▶ _Problem to work on_:
Down to the last line, copy the records below without any change.

Start of Exercise data

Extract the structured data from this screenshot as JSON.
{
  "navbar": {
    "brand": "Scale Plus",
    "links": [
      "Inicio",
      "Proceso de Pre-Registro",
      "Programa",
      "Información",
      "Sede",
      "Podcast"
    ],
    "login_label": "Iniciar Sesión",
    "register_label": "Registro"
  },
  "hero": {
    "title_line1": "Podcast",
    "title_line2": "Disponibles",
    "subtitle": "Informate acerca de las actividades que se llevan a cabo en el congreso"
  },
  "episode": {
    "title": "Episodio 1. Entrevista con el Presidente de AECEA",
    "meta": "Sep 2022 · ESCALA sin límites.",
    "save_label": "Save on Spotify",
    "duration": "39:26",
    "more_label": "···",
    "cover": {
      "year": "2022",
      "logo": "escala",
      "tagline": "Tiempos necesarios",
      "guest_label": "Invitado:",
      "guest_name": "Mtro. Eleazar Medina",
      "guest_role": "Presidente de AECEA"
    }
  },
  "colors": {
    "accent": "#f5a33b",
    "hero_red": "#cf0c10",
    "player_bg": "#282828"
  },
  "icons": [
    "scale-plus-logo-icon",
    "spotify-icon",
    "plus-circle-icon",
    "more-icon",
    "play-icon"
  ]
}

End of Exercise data

▶ _Exercise output_:
Extract the structured data from this screenshot as JSON.
{
  "navbar": {
    "brand": "Scale Plus",
    "links": [
      "Inicio",
      "Proceso de Pre-Registro",
      "Programa",
      "Información",
      "Sede",
      "Podcast"
    ],
    "login_label": "Iniciar Sesión",
    "register_label": "Registro"
  },
  "hero": {
    "title_line1": "Podcast",
    "title_line2": "Disponibles",
    "subtitle": "Informate acerca de las actividades que se llevan a cabo en el congreso"
  },
  "episode": {
    "title": "Episodio 1. Entrevista con el Presidente de AECEA",
    "meta": "Sep 2022 · ESCALA sin límites.",
    "save_label": "Save on Spotify",
    "duration": "39:26",
    "more_label": "···",
    "cover": {
      "year": "2022",
      "logo": "escala",
      "tagline": "Tiempos necesarios",
      "guest_label": "Invitado:",
      "guest_name": "Mtro. Eleazar Medina",
      "guest_role": "Presidente de AECEA"
    }
  },
  "colors": {
    "accent": "#f5a33b",
    "hero_red": "#cf0c10",
    "player_bg": "#282828"
  },
  "icons": [
    "scale-plus-logo-icon",
    "spotify-icon",
    "plus-circle-icon",
    "more-icon",
    "play-icon"
  ]
}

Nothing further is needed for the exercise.